Whenever a line in the data holds the string "下次跟进", copy that line.

----- Dataset

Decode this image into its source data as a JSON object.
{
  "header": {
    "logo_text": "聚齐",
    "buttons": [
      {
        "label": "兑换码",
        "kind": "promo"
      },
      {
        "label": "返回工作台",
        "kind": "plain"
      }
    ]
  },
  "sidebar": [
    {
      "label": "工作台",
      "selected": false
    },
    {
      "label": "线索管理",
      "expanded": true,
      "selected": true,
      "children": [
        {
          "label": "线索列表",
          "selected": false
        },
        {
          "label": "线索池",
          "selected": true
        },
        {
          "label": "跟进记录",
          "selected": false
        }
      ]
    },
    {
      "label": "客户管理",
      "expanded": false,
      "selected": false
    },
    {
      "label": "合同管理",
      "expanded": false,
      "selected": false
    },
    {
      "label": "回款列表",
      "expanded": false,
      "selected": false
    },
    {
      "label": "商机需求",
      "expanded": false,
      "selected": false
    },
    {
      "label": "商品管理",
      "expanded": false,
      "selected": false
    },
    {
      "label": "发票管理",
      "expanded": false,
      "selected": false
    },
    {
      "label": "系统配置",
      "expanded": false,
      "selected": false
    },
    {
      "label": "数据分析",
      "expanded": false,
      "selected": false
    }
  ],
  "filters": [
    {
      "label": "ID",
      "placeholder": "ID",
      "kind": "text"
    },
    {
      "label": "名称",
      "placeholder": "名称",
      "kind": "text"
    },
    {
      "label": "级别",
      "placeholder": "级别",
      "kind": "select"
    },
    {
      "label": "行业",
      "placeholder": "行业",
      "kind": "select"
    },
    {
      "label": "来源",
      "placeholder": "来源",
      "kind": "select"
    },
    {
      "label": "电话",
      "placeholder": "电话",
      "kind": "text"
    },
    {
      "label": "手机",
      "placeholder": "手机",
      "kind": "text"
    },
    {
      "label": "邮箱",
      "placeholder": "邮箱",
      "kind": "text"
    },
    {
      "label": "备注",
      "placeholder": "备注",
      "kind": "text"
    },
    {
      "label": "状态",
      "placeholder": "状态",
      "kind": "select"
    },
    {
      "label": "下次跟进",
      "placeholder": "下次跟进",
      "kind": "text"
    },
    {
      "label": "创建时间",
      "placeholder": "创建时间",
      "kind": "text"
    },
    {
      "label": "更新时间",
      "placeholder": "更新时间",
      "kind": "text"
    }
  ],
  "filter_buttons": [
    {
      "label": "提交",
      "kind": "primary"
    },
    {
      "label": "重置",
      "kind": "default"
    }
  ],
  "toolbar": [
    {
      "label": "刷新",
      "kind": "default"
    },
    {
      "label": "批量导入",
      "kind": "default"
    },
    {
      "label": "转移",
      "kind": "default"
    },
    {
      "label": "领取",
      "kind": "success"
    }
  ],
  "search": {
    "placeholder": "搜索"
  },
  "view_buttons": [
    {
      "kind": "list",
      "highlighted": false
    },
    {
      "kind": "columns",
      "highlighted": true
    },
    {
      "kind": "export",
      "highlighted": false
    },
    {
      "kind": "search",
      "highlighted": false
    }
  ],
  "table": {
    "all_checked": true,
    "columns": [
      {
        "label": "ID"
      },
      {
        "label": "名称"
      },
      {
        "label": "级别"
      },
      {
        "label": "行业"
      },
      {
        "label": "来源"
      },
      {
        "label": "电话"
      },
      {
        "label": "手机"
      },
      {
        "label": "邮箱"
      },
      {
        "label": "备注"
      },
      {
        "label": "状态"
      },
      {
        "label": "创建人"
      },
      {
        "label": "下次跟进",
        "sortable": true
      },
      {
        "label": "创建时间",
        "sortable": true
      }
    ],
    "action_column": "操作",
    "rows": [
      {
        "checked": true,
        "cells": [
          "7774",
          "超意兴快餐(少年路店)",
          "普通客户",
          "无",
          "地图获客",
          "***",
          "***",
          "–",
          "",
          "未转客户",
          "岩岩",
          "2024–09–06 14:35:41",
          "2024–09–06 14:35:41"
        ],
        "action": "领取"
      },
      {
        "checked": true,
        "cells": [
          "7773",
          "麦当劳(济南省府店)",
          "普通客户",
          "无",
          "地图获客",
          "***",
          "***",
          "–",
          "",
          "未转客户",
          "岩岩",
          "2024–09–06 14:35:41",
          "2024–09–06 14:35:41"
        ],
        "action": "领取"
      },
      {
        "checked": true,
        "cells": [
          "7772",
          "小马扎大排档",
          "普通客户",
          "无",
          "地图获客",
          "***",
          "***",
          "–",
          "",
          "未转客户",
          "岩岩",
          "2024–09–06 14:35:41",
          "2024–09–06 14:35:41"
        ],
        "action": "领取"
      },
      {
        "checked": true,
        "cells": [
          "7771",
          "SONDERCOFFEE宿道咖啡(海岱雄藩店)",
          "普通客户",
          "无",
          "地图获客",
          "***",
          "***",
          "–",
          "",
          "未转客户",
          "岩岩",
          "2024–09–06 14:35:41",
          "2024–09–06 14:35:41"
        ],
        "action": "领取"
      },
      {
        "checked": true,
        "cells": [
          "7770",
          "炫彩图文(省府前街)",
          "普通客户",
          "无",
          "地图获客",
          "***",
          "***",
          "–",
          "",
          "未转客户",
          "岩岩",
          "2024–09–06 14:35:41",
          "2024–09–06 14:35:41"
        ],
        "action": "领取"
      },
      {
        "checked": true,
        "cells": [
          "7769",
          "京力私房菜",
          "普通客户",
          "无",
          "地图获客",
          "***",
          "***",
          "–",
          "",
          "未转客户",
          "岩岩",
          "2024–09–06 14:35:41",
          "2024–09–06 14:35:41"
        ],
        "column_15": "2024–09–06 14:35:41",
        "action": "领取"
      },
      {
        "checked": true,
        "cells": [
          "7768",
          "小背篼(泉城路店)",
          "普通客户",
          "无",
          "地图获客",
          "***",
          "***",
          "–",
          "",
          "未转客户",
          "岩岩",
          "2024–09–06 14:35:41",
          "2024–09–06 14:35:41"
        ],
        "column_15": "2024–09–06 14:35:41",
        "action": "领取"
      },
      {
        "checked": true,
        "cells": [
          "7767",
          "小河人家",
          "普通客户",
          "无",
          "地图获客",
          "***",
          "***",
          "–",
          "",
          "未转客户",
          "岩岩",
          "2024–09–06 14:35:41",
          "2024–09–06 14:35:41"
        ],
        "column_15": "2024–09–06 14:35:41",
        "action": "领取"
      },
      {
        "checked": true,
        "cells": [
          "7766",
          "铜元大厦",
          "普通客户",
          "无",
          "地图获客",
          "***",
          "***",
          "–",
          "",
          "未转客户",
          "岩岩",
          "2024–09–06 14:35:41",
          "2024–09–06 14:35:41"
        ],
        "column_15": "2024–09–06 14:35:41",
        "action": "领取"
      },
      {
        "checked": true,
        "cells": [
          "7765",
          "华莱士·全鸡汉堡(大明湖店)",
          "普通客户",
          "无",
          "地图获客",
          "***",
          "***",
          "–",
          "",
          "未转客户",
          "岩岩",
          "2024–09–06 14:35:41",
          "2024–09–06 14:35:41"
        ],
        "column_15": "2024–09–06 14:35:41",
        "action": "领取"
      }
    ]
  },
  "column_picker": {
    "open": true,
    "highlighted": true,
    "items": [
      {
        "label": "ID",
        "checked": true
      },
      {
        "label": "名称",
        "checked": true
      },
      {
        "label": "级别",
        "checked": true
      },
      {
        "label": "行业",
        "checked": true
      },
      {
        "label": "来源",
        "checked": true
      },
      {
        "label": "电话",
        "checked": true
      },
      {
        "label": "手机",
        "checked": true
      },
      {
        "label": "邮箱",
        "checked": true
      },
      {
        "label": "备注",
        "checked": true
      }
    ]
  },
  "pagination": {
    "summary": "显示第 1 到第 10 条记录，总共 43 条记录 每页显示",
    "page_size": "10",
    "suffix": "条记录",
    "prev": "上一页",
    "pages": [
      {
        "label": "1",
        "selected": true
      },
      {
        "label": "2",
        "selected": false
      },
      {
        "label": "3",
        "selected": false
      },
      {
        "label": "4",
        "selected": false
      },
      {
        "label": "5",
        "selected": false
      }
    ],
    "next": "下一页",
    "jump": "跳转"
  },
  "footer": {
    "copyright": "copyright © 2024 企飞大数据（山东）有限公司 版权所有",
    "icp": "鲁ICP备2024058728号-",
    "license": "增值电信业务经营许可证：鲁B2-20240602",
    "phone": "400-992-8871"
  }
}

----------

### Solution:
      "label": "下次跟进",
      "placeholder": "下次跟进",
        "label": "下次跟进",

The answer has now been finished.